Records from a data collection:
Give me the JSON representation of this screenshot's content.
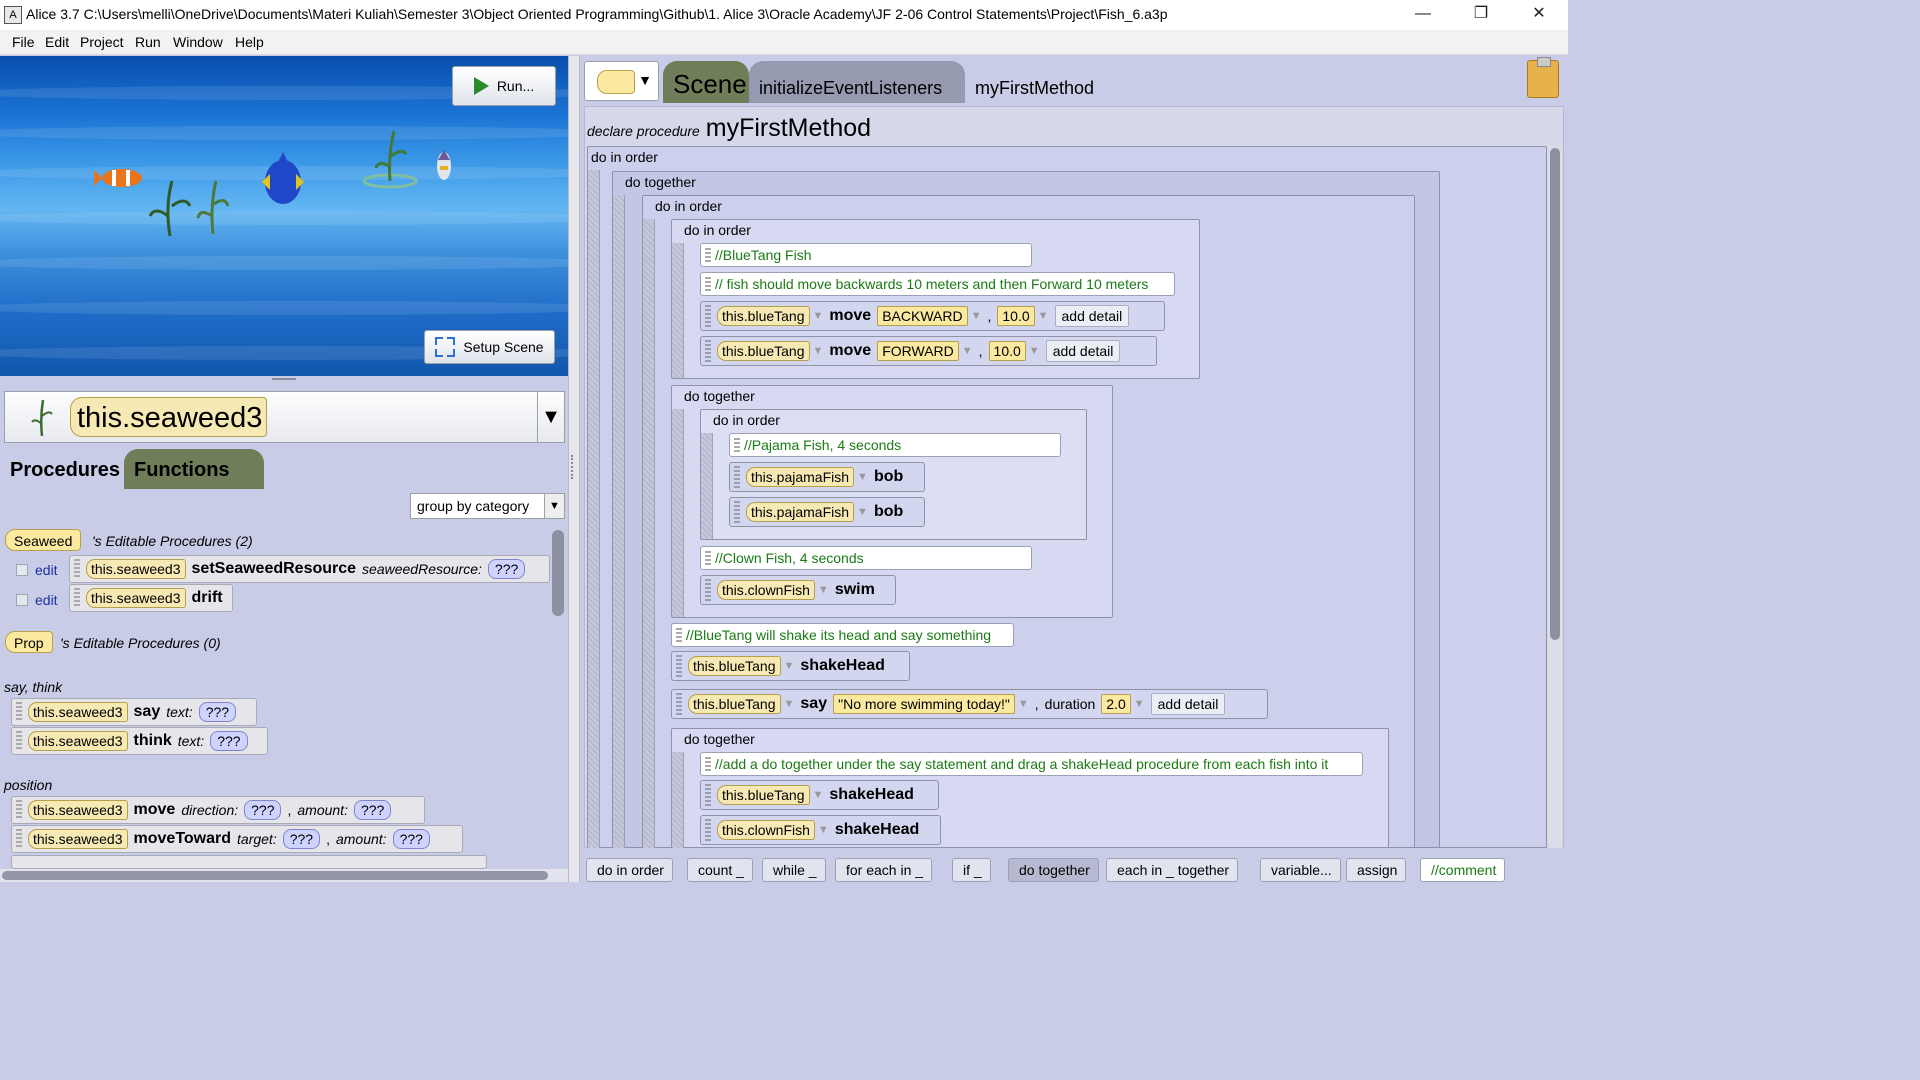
{
  "window": {
    "title": "Alice 3.7 C:\\Users\\melli\\OneDrive\\Documents\\Materi Kuliah\\Semester 3\\Object Oriented Programming\\Github\\1. Alice 3\\Oracle Academy\\JF 2-06 Control Statements\\Project\\Fish_6.a3p",
    "minimize": "—",
    "restore": "❐",
    "close": "✕"
  },
  "menu": [
    "File",
    "Edit",
    "Project",
    "Run",
    "Window",
    "Help"
  ],
  "scene": {
    "run_label": "Run...",
    "setup_scene_label": "Setup Scene"
  },
  "selector": {
    "selected": "this.seaweed3",
    "arrow": "▼"
  },
  "left_tabs": {
    "procedures": "Procedures",
    "functions": "Functions"
  },
  "palette": {
    "group_by": "group by category",
    "seaweed_badge": "Seaweed",
    "seaweed_header": "'s Editable Procedures (2)",
    "prop_badge": "Prop",
    "prop_header": "'s Editable Procedures (0)",
    "edit": "edit",
    "editable": [
      {
        "obj": "this.seaweed3",
        "method": "setSeaweedResource",
        "arg": "seaweedResource:",
        "val": "???"
      },
      {
        "obj": "this.seaweed3",
        "method": "drift"
      }
    ],
    "cat_say_think": "say, think",
    "say": {
      "obj": "this.seaweed3",
      "method": "say",
      "arg": "text:",
      "val": "???"
    },
    "think": {
      "obj": "this.seaweed3",
      "method": "think",
      "arg": "text:",
      "val": "???"
    },
    "cat_position": "position",
    "move": {
      "obj": "this.seaweed3",
      "method": "move",
      "arg1": "direction:",
      "val1": "???",
      "comma": ",",
      "arg2": "amount:",
      "val2": "???"
    },
    "move_toward": {
      "obj": "this.seaweed3",
      "method": "moveToward",
      "arg1": "target:",
      "val1": "???",
      "comma": ",",
      "arg2": "amount:",
      "val2": "???"
    }
  },
  "editor": {
    "tabs": {
      "scene": "Scene",
      "listeners": "initializeEventListeners",
      "method": "myFirstMethod"
    },
    "declare_prefix": "declare procedure",
    "declare_name": "myFirstMethod",
    "labels": {
      "do_in_order": "do in order",
      "do_together": "do together",
      "add_detail": "add detail",
      "duration": "duration"
    },
    "comments": {
      "c1": "//BlueTang Fish",
      "c2": "// fish should move backwards 10 meters and then Forward 10 meters",
      "c3": "//Pajama Fish, 4 seconds",
      "c4": "//Clown Fish, 4 seconds",
      "c5": "//BlueTang will shake its head and say something",
      "c6": "//add a do together under the say statement and drag a shakeHead procedure from each fish into it"
    },
    "objects": {
      "blueTang": "this.blueTang",
      "pajamaFish": "this.pajamaFish",
      "clownFish": "this.clownFish"
    },
    "methods": {
      "move": "move",
      "bob": "bob",
      "swim": "swim",
      "shakeHead": "shakeHead",
      "say": "say"
    },
    "values": {
      "backward": "BACKWARD",
      "forward": "FORWARD",
      "ten": "10.0",
      "say_text": "\"No more swimming today!\"",
      "two": "2.0",
      "comma": ","
    }
  },
  "controls": [
    "do in order",
    "count _",
    "while _",
    "for each in _",
    "if _",
    "do together",
    "each in _ together",
    "variable...",
    "assign",
    "//comment"
  ]
}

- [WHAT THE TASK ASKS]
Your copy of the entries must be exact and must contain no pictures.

- [TASK RESPONSE]
Give me the JSON representation of this screenshot's content.
{
  "window": {
    "title": "Alice 3.7 C:\\Users\\melli\\OneDrive\\Documents\\Materi Kuliah\\Semester 3\\Object Oriented Programming\\Github\\1. Alice 3\\Oracle Academy\\JF 2-06 Control Statements\\Project\\Fish_6.a3p",
    "minimize": "—",
    "restore": "❐",
    "close": "✕"
  },
  "menu": [
    "File",
    "Edit",
    "Project",
    "Run",
    "Window",
    "Help"
  ],
  "scene": {
    "run_label": "Run...",
    "setup_scene_label": "Setup Scene"
  },
  "selector": {
    "selected": "this.seaweed3",
    "arrow": "▼"
  },
  "left_tabs": {
    "procedures": "Procedures",
    "functions": "Functions"
  },
  "palette": {
    "group_by": "group by category",
    "seaweed_badge": "Seaweed",
    "seaweed_header": "'s Editable Procedures (2)",
    "prop_badge": "Prop",
    "prop_header": "'s Editable Procedures (0)",
    "edit": "edit",
    "editable": [
      {
        "obj": "this.seaweed3",
        "method": "setSeaweedResource",
        "arg": "seaweedResource:",
        "val": "???"
      },
      {
        "obj": "this.seaweed3",
        "method": "drift"
      }
    ],
    "cat_say_think": "say, think",
    "say": {
      "obj": "this.seaweed3",
      "method": "say",
      "arg": "text:",
      "val": "???"
    },
    "think": {
      "obj": "this.seaweed3",
      "method": "think",
      "arg": "text:",
      "val": "???"
    },
    "cat_position": "position",
    "move": {
      "obj": "this.seaweed3",
      "method": "move",
      "arg1": "direction:",
      "val1": "???",
      "comma": ",",
      "arg2": "amount:",
      "val2": "???"
    },
    "move_toward": {
      "obj": "this.seaweed3",
      "method": "moveToward",
      "arg1": "target:",
      "val1": "???",
      "comma": ",",
      "arg2": "amount:",
      "val2": "???"
    }
  },
  "editor": {
    "tabs": {
      "scene": "Scene",
      "listeners": "initializeEventListeners",
      "method": "myFirstMethod"
    },
    "declare_prefix": "declare procedure",
    "declare_name": "myFirstMethod",
    "labels": {
      "do_in_order": "do in order",
      "do_together": "do together",
      "add_detail": "add detail",
      "duration": "duration"
    },
    "comments": {
      "c1": "//BlueTang Fish",
      "c2": "// fish should move backwards 10 meters and then Forward 10 meters",
      "c3": "//Pajama Fish, 4 seconds",
      "c4": "//Clown Fish, 4 seconds",
      "c5": "//BlueTang will shake its head and say something",
      "c6": "//add a do together under the say statement and drag a shakeHead procedure from each fish into it"
    },
    "objects": {
      "blueTang": "this.blueTang",
      "pajamaFish": "this.pajamaFish",
      "clownFish": "this.clownFish"
    },
    "methods": {
      "move": "move",
      "bob": "bob",
      "swim": "swim",
      "shakeHead": "shakeHead",
      "say": "say"
    },
    "values": {
      "backward": "BACKWARD",
      "forward": "FORWARD",
      "ten": "10.0",
      "say_text": "\"No more swimming today!\"",
      "two": "2.0",
      "comma": ","
    }
  },
  "controls": [
    "do in order",
    "count _",
    "while _",
    "for each in _",
    "if _",
    "do together",
    "each in _ together",
    "variable...",
    "assign",
    "//comment"
  ]
}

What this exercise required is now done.